© 2008 Schneider et al.
This is an Open Access article distributed under the terms of the Creative Commons Attribution License ( You are free: to Share – to copy, distribute and transmit the work, provided the original author and source are credited.



Objective: About 5% of depressive patients do not respond satisfactorily to established treatment options with a suicide rate averaging 6–15%. Recent functional imaging studies in treatment resistant depression showed metabolic overactive structures of the limbo-cortical circuits like the subgenual cingulate gyrus (Cg25). Conventional antidepressant interventions modulate the activity of these structures. Hypothesizing that this would disrupt pathological activity of these circuit depressive patients were treated with deep brain stimulation (DBS) of the Cg25 (Mayberg et al 2006). Indeed, in this pilot study 66% of severely depressed patients showed a relevant treatment response. Based on these findings, we report on the – to our knowledge first European – case of antidepressant Cg25-DBS.

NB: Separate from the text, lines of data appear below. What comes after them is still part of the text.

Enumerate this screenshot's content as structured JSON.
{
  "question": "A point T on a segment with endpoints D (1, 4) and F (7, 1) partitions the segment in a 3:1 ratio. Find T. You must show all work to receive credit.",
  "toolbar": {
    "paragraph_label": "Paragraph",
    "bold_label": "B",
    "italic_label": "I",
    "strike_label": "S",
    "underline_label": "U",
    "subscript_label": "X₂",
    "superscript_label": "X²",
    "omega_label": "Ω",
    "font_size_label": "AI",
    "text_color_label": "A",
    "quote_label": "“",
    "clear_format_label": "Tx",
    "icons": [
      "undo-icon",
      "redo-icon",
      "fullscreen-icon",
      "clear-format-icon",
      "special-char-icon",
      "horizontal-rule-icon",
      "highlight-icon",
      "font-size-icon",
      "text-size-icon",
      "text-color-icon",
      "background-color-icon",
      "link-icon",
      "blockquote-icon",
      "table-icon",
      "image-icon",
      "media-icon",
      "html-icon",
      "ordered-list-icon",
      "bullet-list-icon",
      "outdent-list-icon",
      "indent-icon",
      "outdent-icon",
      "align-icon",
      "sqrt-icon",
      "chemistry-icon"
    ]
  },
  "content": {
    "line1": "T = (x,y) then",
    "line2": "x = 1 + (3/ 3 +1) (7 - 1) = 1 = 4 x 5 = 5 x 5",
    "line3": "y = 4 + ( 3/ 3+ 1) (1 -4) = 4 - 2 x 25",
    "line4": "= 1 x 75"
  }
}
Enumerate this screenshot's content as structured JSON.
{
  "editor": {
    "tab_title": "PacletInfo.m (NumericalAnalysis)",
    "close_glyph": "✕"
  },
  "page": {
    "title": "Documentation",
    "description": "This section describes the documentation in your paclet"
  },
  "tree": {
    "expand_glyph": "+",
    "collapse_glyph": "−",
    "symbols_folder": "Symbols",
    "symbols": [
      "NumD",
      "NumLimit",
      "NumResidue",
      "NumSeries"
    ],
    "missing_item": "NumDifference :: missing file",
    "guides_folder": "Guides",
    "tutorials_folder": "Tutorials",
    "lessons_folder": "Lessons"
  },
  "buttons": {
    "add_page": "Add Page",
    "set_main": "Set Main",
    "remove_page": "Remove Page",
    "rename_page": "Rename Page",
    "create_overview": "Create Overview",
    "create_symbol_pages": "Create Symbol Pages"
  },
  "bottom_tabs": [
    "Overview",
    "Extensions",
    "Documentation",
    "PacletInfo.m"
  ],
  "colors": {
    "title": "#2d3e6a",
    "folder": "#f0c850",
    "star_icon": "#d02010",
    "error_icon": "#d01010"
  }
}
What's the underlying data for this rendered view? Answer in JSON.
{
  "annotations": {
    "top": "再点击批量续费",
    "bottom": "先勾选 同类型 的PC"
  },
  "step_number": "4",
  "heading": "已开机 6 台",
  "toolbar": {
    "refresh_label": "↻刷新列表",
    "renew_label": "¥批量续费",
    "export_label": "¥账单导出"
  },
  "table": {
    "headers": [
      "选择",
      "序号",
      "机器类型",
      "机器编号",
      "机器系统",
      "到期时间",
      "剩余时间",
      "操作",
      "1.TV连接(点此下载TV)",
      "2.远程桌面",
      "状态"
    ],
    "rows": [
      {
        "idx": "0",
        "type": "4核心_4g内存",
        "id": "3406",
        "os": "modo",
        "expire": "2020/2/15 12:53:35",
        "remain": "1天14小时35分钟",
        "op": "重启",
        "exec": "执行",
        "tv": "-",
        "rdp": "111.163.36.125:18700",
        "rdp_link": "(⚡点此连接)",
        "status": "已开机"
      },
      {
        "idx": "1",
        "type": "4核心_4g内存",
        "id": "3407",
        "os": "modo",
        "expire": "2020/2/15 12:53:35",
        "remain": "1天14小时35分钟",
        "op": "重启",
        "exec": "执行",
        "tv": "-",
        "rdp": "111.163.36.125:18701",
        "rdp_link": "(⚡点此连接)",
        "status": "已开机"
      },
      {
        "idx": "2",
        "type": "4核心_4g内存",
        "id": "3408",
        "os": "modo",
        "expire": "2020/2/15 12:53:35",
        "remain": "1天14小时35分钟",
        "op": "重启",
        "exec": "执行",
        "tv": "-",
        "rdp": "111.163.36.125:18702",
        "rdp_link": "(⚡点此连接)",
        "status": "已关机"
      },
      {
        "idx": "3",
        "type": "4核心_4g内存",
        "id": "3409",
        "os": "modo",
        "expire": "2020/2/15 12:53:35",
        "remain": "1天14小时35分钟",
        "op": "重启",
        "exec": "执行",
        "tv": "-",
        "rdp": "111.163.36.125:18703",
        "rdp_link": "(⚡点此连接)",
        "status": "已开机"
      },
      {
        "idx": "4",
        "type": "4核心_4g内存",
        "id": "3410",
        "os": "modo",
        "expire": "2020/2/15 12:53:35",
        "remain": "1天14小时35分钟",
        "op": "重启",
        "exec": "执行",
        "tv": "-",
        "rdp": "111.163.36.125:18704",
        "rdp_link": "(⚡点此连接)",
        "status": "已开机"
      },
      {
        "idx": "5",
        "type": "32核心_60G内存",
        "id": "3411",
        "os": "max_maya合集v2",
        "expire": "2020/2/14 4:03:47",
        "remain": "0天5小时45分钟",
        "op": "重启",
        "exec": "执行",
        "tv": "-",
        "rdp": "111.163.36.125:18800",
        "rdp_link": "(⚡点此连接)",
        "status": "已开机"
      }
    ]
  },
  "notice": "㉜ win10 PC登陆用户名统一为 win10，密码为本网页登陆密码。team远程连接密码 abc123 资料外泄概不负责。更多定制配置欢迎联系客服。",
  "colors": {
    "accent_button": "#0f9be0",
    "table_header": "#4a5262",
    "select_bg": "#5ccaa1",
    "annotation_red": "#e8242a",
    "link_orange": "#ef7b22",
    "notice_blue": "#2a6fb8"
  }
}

Methods: A 49-year-old female with severe therapy resistant depression was treated with bilateral Cg25 DBS. Psychometric and neuropsychological testing was performed throughout six weeks before surgery including Hamilton Depression Rating Scale (HAMD(28)), Montgomery Asberg Rating Scale, Beck Depression Inventory. After intraoperative macrostimulation with a stepwise advance of the electrode double-blind sequential testing of acute effects of electrode pairs (0+4, 1+5, 2+6, 3+7 and sham stimulation) as compared to baseline was performed: first at 9V for each of the five conditions (30 minutes on, separated by 1 hour off), in a second phase at 9V for 24 hours again for each of the five conditions. Afterwards the patient entered chronic stimulation for 6 weeks using the electrode pair with the largest acute effects.

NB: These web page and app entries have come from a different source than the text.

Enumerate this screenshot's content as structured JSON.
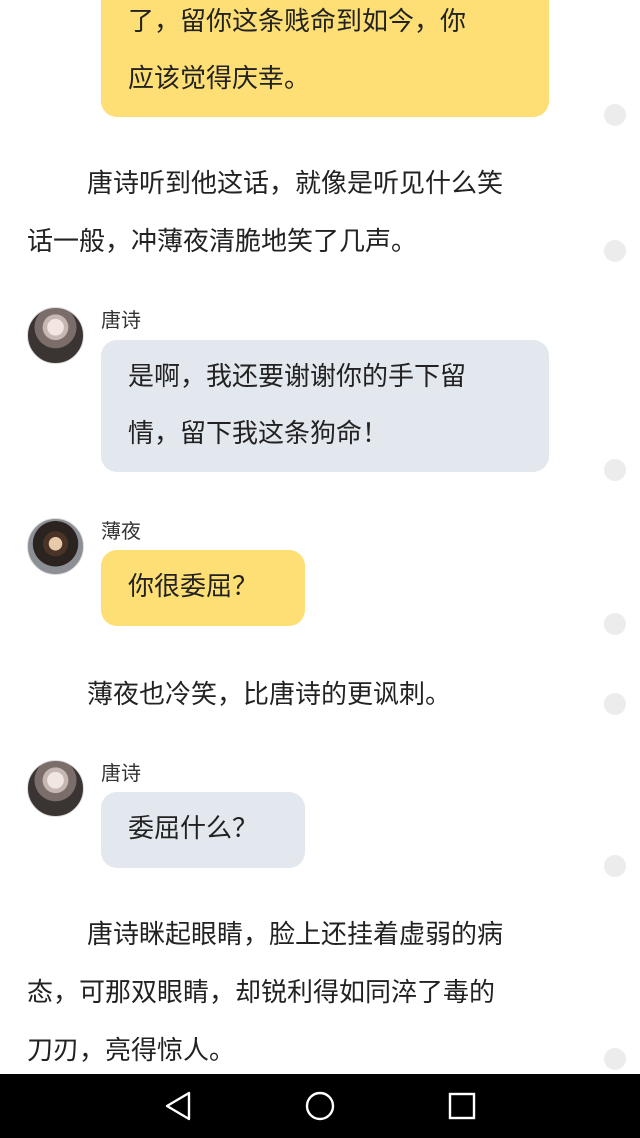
{
  "messages": {
    "top_bubble": {
      "line1": "了，留你这条贱命到如今，你",
      "line2": "应该觉得庆幸。"
    },
    "narration1": {
      "line1": "唐诗听到他这话，就像是听见什么笑",
      "line2": "话一般，冲薄夜清脆地笑了几声。"
    },
    "msg1": {
      "name": "唐诗",
      "line1": "是啊，我还要谢谢你的手下留",
      "line2": "情，留下我这条狗命！"
    },
    "msg2": {
      "name": "薄夜",
      "line1": "你很委屈？"
    },
    "narration2": {
      "line1": "薄夜也冷笑，比唐诗的更讽刺。"
    },
    "msg3": {
      "name": "唐诗",
      "line1": "委屈什么？"
    },
    "narration3": {
      "line1": "唐诗眯起眼睛，脸上还挂着虚弱的病",
      "line2": "态，可那双眼睛，却锐利得如同淬了毒的",
      "line3": "刀刃，亮得惊人。"
    }
  },
  "colors": {
    "accent_bubble": "#fddf75",
    "gray_bubble": "#e3e7ee"
  },
  "navbar": {
    "icons": [
      "back-triangle-icon",
      "home-circle-icon",
      "recent-square-icon"
    ]
  }
}
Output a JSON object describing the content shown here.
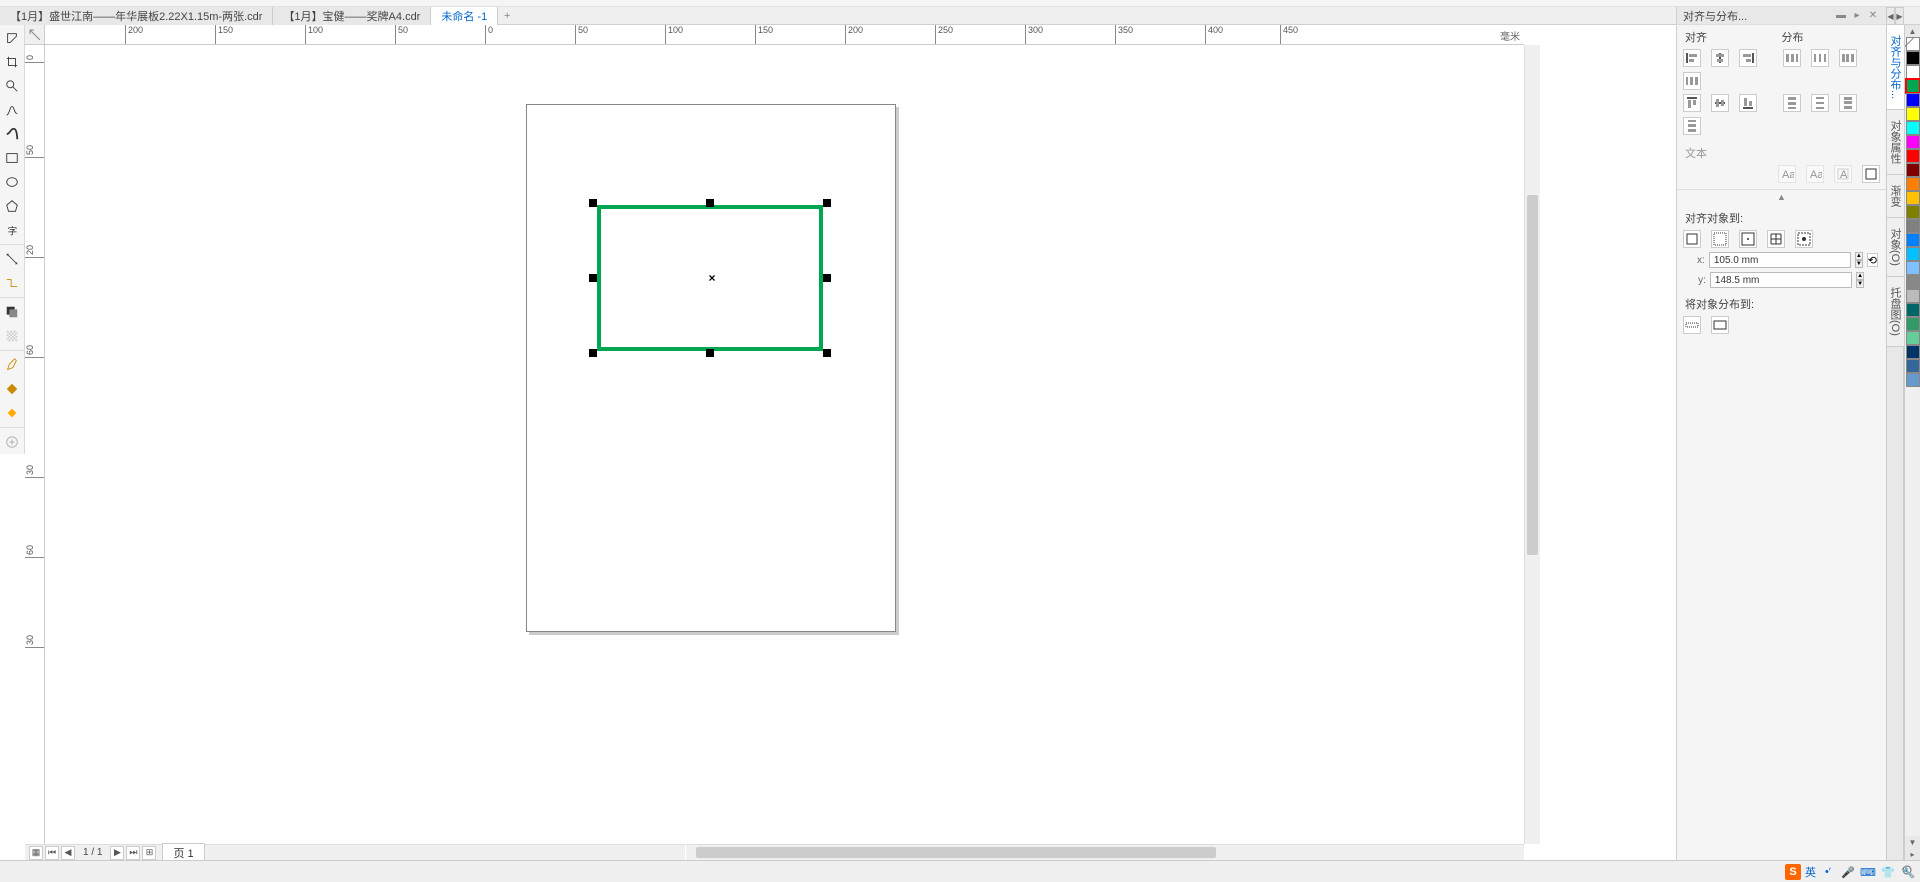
{
  "tabs": {
    "t0": "【1月】盛世江南——年华展板2.22X1.15m-两张.cdr",
    "t1": "【1月】宝健——奖牌A4.cdr",
    "t2": "未命名 -1"
  },
  "ruler_unit": "毫米",
  "h_ticks": [
    "200",
    "150",
    "100",
    "50",
    "0",
    "50",
    "100",
    "150",
    "200",
    "250",
    "300",
    "350",
    "400",
    "450"
  ],
  "v_ticks": [
    "0",
    "50",
    "20",
    "60",
    "30",
    "60",
    "30"
  ],
  "panel": {
    "title": "对齐与分布...",
    "align_lbl": "对齐",
    "distribute_lbl": "分布",
    "text_lbl": "文本",
    "align_to_lbl": "对齐对象到:",
    "coord_x_lbl": "x:",
    "coord_y_lbl": "y:",
    "coord_x_val": "105.0 mm",
    "coord_y_val": "148.5 mm",
    "distribute_to_lbl": "将对象分布到:"
  },
  "docker_tabs": {
    "d0": "对齐与分布...",
    "d1": "对象属性",
    "d2": "渐变",
    "d3": "对象(O)",
    "d4": "托盘图(O)"
  },
  "palette_colors": [
    "none",
    "#000000",
    "#ffffff",
    "#00a651",
    "#0000ff",
    "#ffff00",
    "#00ffff",
    "#ff00ff",
    "#ff0000",
    "#800000",
    "#ff8000",
    "#ffc000",
    "#808000",
    "#808080",
    "#0080ff",
    "#00c0ff",
    "#80c0ff",
    "#888888",
    "#bbbbbb",
    "#006666",
    "#339966",
    "#66cc99",
    "#003366",
    "#336699",
    "#6699cc"
  ],
  "page_nav": {
    "current": "1 / 1",
    "tab": "页 1"
  },
  "ime": {
    "text": "英"
  },
  "selection": {
    "rect_color": "#00a651"
  }
}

Results: Acute antidepressant effects were neither reported intraoperatively nor after pair wise 30 minute stimulation. However, stimulation of 24 h duration of the electrodes 0+4 or 3+7 revealed modest, but substantial antidepressant effects as compared to baseline and placebo. The HAMD(28) score decreased from a preoperative 36 and postoperative stimulation-off 29 to 22 (0+4) or 21 (3+7), respectively. No positive effect of a 24 h stimulation of contacts 1+5 and 2+6 could be demonstrated vs. postoperative stimulation-off or placebo.

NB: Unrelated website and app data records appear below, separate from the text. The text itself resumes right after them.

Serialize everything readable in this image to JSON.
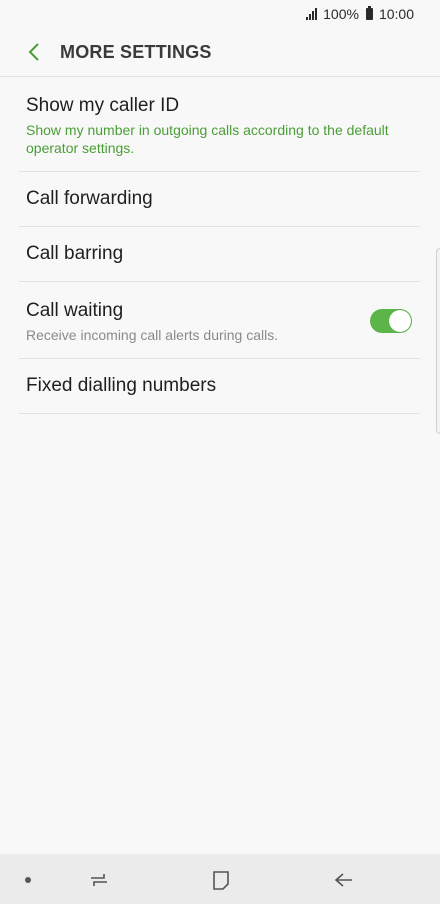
{
  "status_bar": {
    "battery": "100%",
    "time": "10:00"
  },
  "header": {
    "title": "MORE SETTINGS"
  },
  "settings": [
    {
      "title": "Show my caller ID",
      "subtitle": "Show my number in outgoing calls according to the default operator settings."
    },
    {
      "title": "Call forwarding"
    },
    {
      "title": "Call barring"
    },
    {
      "title": "Call waiting",
      "subtitle": "Receive incoming call alerts during calls.",
      "toggle_on": true
    },
    {
      "title": "Fixed dialling numbers"
    }
  ],
  "colors": {
    "accent": "#4a9e36",
    "toggle": "#5cb548",
    "background": "#f8f8f8"
  },
  "nav_icons": [
    "dot-icon",
    "recent-apps-icon",
    "home-icon",
    "back-arrow-icon"
  ]
}
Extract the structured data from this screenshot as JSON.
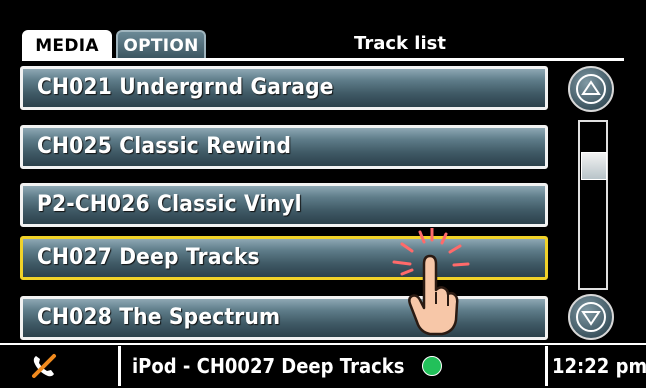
{
  "header": {
    "tabs": [
      {
        "label": "MEDIA",
        "active": true
      },
      {
        "label": "OPTION",
        "active": false
      }
    ],
    "title": "Track list"
  },
  "track_list": {
    "items": [
      {
        "label": "CH021  Undergrnd Garage",
        "selected": false
      },
      {
        "label": "CH025  Classic Rewind",
        "selected": false
      },
      {
        "label": "P2-CH026  Classic Vinyl",
        "selected": false
      },
      {
        "label": "CH027  Deep Tracks",
        "selected": true
      },
      {
        "label": "CH028  The Spectrum",
        "selected": false
      }
    ]
  },
  "scrollbar": {
    "up_icon": "triangle-up-icon",
    "down_icon": "triangle-down-icon",
    "position_fraction": 0.22
  },
  "status_bar": {
    "left_icon": "phone-mute-icon",
    "now_playing": "iPod - CH0027  Deep Tracks",
    "status_color": "#22c05a",
    "clock": "12:22 pm"
  },
  "colors": {
    "selected_border": "#f1d229",
    "row_border": "#f2f2f2"
  }
}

Conclusions: The present case shows that a Cg25 stimulation of only 24 hours may be capable for evoking acute antidepressant effects in some but not all electrodes. Effective contacts were adjacent to the cortex of the subgenual cingulum putatively indicating that stimulation of cortex may be more effective than of stimulation of white matter. No adverse events were found in any stimulation condition.